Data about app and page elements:
☆ ☆ ☆

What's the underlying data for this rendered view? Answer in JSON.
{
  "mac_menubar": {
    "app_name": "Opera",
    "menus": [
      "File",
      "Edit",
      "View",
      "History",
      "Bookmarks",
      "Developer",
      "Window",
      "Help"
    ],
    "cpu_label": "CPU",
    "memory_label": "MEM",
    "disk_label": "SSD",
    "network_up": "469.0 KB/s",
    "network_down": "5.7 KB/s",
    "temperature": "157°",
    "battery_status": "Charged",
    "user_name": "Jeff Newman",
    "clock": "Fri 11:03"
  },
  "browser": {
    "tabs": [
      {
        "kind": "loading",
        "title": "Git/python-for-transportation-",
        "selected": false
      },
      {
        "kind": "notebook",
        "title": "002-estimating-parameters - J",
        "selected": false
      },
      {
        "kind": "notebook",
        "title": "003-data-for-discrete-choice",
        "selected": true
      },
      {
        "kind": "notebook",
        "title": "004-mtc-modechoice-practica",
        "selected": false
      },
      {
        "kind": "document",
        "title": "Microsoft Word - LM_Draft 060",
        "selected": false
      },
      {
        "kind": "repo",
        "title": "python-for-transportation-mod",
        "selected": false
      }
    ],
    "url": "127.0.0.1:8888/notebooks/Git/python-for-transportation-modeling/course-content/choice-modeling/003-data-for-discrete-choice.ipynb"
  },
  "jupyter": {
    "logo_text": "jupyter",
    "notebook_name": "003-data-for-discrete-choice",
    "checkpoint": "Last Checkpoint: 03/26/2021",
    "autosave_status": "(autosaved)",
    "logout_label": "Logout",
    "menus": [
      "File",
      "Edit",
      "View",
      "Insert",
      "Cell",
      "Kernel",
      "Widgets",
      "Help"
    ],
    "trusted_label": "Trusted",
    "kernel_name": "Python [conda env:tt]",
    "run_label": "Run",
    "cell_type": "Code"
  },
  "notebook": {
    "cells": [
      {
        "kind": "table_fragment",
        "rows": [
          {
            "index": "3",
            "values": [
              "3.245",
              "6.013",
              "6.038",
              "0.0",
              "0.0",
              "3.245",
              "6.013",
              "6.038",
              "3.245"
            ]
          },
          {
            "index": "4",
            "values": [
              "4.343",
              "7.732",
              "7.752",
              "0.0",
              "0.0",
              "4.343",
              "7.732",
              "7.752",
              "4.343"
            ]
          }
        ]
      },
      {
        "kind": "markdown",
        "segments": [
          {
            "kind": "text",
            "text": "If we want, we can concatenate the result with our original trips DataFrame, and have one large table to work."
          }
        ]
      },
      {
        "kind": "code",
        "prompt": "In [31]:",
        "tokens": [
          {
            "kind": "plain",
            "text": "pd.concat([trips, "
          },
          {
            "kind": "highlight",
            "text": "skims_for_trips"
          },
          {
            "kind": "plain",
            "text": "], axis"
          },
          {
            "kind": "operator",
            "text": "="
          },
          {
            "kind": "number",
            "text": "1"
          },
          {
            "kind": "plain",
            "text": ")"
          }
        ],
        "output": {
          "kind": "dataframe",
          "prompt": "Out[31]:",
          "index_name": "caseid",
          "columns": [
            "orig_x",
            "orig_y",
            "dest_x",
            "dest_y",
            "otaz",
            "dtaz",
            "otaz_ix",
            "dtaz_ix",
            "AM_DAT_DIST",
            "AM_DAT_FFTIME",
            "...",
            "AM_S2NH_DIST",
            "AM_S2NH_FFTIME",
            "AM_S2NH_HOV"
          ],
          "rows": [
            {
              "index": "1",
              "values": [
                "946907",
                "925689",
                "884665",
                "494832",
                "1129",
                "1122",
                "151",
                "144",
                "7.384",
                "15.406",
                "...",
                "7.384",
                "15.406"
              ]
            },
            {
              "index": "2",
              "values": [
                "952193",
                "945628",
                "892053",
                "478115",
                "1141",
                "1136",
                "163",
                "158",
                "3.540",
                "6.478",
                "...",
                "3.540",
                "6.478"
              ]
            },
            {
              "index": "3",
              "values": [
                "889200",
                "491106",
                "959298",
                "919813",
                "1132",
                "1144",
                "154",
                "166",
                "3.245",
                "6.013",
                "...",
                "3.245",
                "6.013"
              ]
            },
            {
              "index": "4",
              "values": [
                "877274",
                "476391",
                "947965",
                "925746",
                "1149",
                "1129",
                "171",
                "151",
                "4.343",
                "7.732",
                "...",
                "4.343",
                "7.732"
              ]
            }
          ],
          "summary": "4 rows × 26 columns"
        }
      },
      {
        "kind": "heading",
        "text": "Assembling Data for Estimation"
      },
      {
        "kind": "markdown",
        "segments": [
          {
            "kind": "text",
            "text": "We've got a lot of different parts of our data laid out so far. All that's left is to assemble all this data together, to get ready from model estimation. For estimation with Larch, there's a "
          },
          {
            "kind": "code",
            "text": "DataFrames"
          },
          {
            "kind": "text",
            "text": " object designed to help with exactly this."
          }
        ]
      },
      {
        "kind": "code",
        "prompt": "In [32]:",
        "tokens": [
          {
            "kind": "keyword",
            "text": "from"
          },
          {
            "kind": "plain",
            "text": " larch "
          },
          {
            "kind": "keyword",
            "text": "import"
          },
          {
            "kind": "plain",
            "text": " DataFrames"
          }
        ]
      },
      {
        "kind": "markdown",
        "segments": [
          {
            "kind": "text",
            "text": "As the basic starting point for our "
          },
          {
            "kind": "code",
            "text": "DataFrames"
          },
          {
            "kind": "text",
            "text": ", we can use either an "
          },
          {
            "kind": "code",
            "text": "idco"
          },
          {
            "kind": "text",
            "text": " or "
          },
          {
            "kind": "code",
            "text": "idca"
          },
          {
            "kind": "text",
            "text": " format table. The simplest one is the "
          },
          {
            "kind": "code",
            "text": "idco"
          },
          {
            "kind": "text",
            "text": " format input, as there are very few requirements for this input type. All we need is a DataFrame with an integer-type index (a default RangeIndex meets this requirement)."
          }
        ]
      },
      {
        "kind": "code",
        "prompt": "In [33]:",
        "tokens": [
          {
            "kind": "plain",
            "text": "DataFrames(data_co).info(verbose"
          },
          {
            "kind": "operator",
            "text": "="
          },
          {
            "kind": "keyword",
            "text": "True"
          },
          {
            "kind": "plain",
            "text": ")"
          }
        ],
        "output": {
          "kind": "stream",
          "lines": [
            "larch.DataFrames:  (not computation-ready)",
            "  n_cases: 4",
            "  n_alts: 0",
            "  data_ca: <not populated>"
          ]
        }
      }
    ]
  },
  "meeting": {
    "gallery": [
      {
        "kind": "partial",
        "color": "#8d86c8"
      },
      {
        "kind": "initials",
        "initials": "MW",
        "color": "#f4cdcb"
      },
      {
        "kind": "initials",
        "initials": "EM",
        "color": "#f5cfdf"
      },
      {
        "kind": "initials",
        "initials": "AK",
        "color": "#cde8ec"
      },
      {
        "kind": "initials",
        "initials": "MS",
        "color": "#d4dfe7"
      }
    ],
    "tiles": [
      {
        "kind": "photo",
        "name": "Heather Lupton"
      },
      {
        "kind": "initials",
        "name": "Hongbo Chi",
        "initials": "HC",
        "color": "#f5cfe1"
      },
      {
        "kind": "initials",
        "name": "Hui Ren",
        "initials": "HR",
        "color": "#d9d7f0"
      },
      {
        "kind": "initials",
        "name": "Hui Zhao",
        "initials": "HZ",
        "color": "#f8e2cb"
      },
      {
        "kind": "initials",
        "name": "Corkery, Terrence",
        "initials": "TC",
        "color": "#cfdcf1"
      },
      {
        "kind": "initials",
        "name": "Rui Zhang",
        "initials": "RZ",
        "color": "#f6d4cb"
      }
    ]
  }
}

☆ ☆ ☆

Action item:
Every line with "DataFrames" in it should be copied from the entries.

Written reply:
            "text": "DataFrames"
            "text": " DataFrames"
            "text": "DataFrames"
            "text": "DataFrames(data_co).info(verbose"
            "larch.DataFrames:  (not computation-ready)",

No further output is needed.